What makes the craven publicity-seeking even less palatable is the fact that even the non-thesps are prepared to have a stab at acting. Witness former Olympic decathlete Dean Macey, who seems to have taken a leaf out of Liz McClarnon's book.
The winsome ex-Atomic Kitten-cum reality TV star won the contest in 2008 despite supposedly having next-to-no cooking skills at the outset only an interest in fine dining cultivated by eating out a lot. I remember my chin itching at the time and so it was again when I heard Macey protest his inexperience in the kitchen.
Apparently, he'd only started cooking "last Monday". So what do you suppose his first dish was? Home-made fish and chips? A hearty stew? A chilli? Nope. Pork Almondine. Novice cook, my arse! And sorry, Dean, but no amount of tentative pronunciation will convince me otherwise.
Wallace and Torode bought it, though. Macey got fast-tracked through to the final round, while the other four had to fight it out for the remaining three places. Not that they put up much of a fight.
Tasked with identifying the ingredients in a Venison Wellington, none of them identified the meat, all bar one thinking it was beef (not entirely surprisingly but the other one thought it was duck!). The BBC's former royal correspondent Jennie Bond (note they're all 'formers') and Marcus Patrick (no, me neither) seemed relieved to progress no further, their rictus smiles clearly paining them by this point.
And Wallace and Torode seemed to be finding it equally hard to maintain the façade, their exchanges so scripted and joyless I started to believe the rumour that the reason they're never in the same shot when debating the participants is that they hate each other.

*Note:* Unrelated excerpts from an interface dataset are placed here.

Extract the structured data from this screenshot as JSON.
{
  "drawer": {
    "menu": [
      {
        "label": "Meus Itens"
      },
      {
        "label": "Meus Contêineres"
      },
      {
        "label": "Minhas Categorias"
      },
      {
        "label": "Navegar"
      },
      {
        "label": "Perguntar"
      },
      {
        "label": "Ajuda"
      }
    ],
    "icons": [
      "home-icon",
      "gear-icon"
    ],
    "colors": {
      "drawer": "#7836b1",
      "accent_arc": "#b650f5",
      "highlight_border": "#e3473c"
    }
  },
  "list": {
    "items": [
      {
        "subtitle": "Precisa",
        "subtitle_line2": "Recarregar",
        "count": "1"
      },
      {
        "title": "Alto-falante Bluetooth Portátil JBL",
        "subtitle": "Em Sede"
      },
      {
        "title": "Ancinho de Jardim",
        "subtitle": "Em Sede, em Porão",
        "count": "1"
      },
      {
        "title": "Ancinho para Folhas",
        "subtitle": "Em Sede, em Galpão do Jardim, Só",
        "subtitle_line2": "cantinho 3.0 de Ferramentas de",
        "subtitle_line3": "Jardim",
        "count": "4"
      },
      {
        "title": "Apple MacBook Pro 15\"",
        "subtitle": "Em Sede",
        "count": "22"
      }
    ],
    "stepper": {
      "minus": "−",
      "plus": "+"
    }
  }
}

The one saving grace was that Dick Strawbridge, presenter of It's not Easy Being Green and the only one who seemed to have a genuine interest in food, made it through. As, predictably, did Macey. Funny that.
More from this column